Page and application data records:
#####

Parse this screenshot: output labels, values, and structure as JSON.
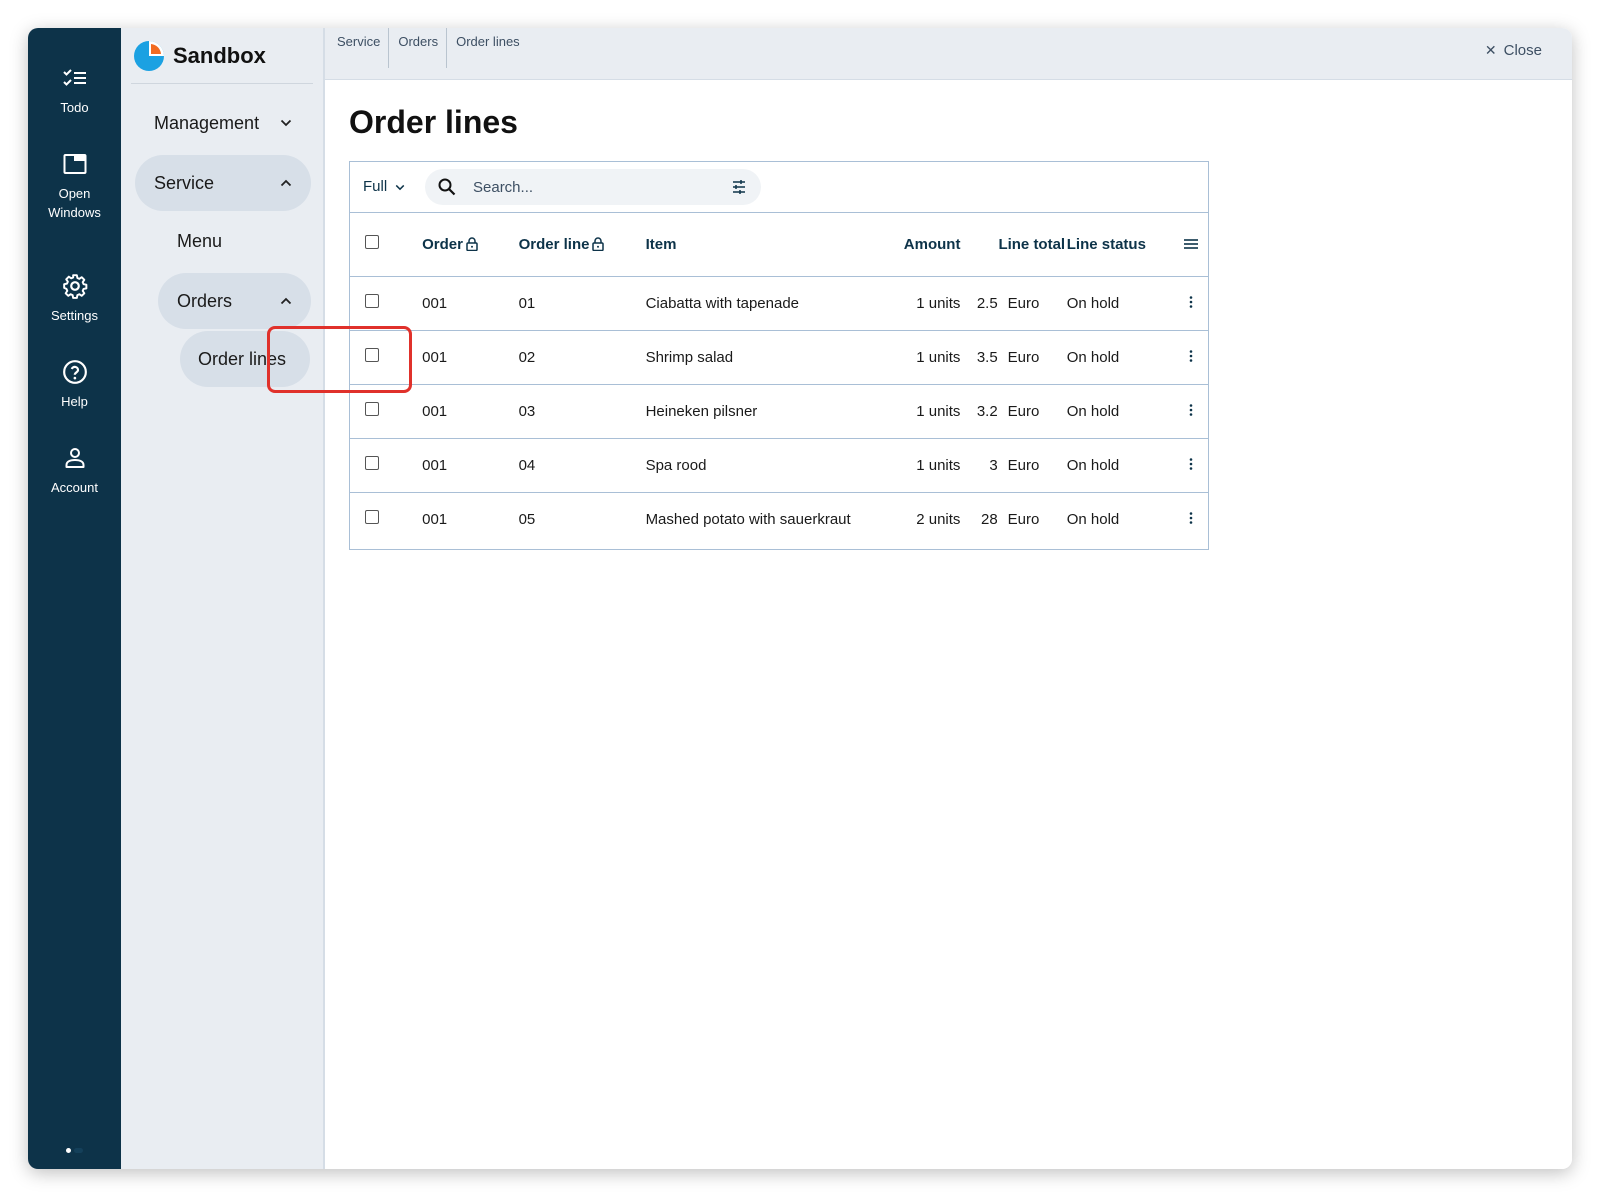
{
  "rail": {
    "items": [
      {
        "label": "Todo",
        "icon": "todo-checklist-icon"
      },
      {
        "label": "Open Windows",
        "icon": "open-windows-icon"
      },
      {
        "label": "Settings",
        "icon": "gear-icon"
      },
      {
        "label": "Help",
        "icon": "help-circle-icon"
      },
      {
        "label": "Account",
        "icon": "account-person-icon"
      }
    ]
  },
  "brand": {
    "name": "Sandbox"
  },
  "nav": {
    "management": "Management",
    "service": "Service",
    "menu": "Menu",
    "orders": "Orders",
    "order_lines": "Order lines"
  },
  "breadcrumb": [
    "Service",
    "Orders",
    "Order lines"
  ],
  "close_label": "Close",
  "page_title": "Order lines",
  "toolbar": {
    "view": "Full",
    "search_placeholder": "Search..."
  },
  "table": {
    "headers": {
      "order": "Order",
      "order_line": "Order line",
      "item": "Item",
      "amount": "Amount",
      "line_total": "Line total",
      "line_status": "Line status"
    },
    "rows": [
      {
        "order": "001",
        "line": "01",
        "item": "Ciabatta with tapenade",
        "amount": "1 units",
        "total": "2.5",
        "currency": "Euro",
        "status": "On hold"
      },
      {
        "order": "001",
        "line": "02",
        "item": "Shrimp salad",
        "amount": "1 units",
        "total": "3.5",
        "currency": "Euro",
        "status": "On hold"
      },
      {
        "order": "001",
        "line": "03",
        "item": "Heineken pilsner",
        "amount": "1 units",
        "total": "3.2",
        "currency": "Euro",
        "status": "On hold"
      },
      {
        "order": "001",
        "line": "04",
        "item": "Spa rood",
        "amount": "1 units",
        "total": "3",
        "currency": "Euro",
        "status": "On hold"
      },
      {
        "order": "001",
        "line": "05",
        "item": "Mashed potato with sauerkraut",
        "amount": "2 units",
        "total": "28",
        "currency": "Euro",
        "status": "On hold"
      }
    ]
  },
  "colors": {
    "rail_bg": "#0d3349",
    "nav_bg": "#e9edf2",
    "header_text": "#0d3349",
    "highlight": "#e0312b",
    "logo_blue": "#1ba1e2",
    "logo_orange": "#f26b21"
  }
}
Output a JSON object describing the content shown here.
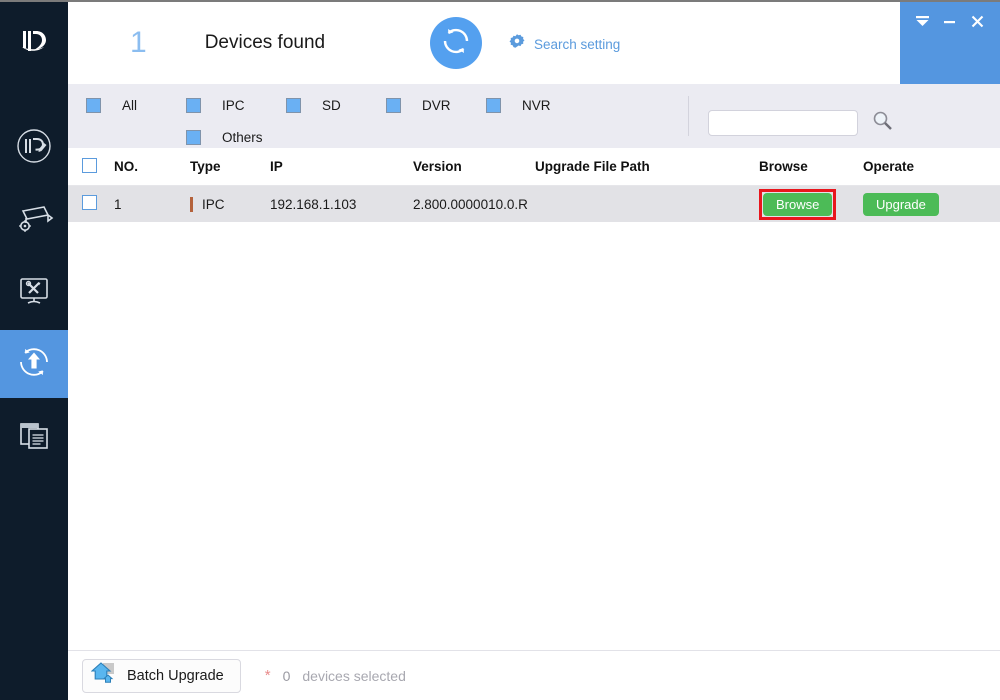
{
  "app": {
    "logo_icon": "dahua-logo-icon",
    "accent_blue": "#5496e0",
    "sidebar_bg": "#0e1c2b",
    "green": "#4cbb57",
    "highlight_red": "#e8161d"
  },
  "sidebar": {
    "items": [
      {
        "name": "modify-ip",
        "icon": "ip-pencil-icon",
        "active": false
      },
      {
        "name": "device-config",
        "icon": "camera-gear-icon",
        "active": false
      },
      {
        "name": "system-settings",
        "icon": "monitor-tools-icon",
        "active": false
      },
      {
        "name": "device-upgrade",
        "icon": "upload-arrow-circle-icon",
        "active": true
      },
      {
        "name": "device-logs",
        "icon": "documents-icon",
        "active": false
      }
    ]
  },
  "header": {
    "device_count": "1",
    "devices_found_label": "Devices found",
    "refresh_icon": "refresh-circle-icon",
    "search_setting_icon": "gear-icon",
    "search_setting_label": "Search setting",
    "window_controls": [
      {
        "name": "collapse-button",
        "icon": "collapse-icon"
      },
      {
        "name": "minimize-button",
        "icon": "minimize-icon"
      },
      {
        "name": "close-button",
        "icon": "close-icon"
      }
    ]
  },
  "filters": {
    "row1": [
      {
        "label": "All",
        "checked": true
      },
      {
        "label": "IPC",
        "checked": true
      },
      {
        "label": "SD",
        "checked": true
      },
      {
        "label": "DVR",
        "checked": true
      },
      {
        "label": "NVR",
        "checked": true
      }
    ],
    "row2": [
      {
        "label": "Others",
        "checked": true
      }
    ]
  },
  "search": {
    "value": "",
    "placeholder": "",
    "icon": "search-icon"
  },
  "table": {
    "columns": [
      "NO.",
      "Type",
      "IP",
      "Version",
      "Upgrade File Path",
      "Browse",
      "Operate"
    ],
    "rows": [
      {
        "selected": false,
        "no": "1",
        "type": "IPC",
        "ip": "192.168.1.103",
        "version": "2.800.0000010.0.R",
        "upgrade_file_path": "",
        "browse_label": "Browse",
        "operate_label": "Upgrade",
        "browse_highlighted": true
      }
    ]
  },
  "footer": {
    "batch_upgrade_label": "Batch Upgrade",
    "batch_icon": "upload-house-icon",
    "asterisk": "*",
    "selected_count": "0",
    "selected_text": "devices selected"
  }
}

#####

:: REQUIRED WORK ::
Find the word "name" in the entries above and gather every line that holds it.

:: OUTPUT OF THE EXERCISE ::
    "name": "Sandbox"
        "name": "modify-ip",
        "name": "device-config",
        "name": "system-settings",
        "name": "device-upgrade",
        "name": "device-logs",
        "name": "collapse-button",
        "name": "minimize-button",
        "name": "close-button",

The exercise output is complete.